**Exercise requirements:** Please report how many lines of the data include the word "lazada分拨仓", with the number as the entire reply.

(Excerpted data)

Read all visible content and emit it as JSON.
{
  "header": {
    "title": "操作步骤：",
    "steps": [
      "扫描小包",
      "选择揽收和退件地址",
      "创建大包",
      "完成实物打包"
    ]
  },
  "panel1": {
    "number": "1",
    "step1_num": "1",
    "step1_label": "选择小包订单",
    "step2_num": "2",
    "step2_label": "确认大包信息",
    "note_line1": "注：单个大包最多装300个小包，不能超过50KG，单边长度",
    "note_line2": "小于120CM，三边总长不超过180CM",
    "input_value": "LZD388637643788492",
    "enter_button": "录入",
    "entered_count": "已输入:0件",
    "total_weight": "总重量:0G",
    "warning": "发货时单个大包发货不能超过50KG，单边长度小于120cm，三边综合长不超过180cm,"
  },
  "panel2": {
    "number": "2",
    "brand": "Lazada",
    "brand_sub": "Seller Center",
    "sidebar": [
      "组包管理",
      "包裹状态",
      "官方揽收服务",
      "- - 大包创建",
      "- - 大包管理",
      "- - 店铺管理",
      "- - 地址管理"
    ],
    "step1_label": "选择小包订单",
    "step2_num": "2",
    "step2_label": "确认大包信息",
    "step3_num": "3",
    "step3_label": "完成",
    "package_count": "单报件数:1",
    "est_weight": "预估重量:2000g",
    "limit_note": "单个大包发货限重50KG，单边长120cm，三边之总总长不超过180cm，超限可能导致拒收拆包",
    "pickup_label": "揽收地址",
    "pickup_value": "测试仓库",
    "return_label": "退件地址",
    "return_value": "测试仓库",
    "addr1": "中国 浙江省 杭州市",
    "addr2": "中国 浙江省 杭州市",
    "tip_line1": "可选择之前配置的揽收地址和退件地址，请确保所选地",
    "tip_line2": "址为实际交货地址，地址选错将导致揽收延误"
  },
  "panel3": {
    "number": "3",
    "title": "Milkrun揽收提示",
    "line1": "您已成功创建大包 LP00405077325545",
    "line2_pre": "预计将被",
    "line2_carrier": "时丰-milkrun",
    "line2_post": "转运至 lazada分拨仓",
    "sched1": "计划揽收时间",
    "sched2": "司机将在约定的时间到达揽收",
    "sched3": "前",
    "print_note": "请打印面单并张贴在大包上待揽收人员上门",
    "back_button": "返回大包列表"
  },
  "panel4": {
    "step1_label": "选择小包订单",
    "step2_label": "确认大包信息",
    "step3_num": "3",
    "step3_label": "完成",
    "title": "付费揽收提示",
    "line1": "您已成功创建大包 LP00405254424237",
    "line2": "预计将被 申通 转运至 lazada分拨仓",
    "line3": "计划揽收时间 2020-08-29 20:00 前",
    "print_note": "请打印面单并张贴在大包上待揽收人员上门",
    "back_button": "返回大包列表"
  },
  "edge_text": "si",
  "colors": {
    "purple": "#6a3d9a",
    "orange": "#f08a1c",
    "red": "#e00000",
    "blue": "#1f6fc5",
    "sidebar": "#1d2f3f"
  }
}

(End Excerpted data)

**Response for this exercise:** 2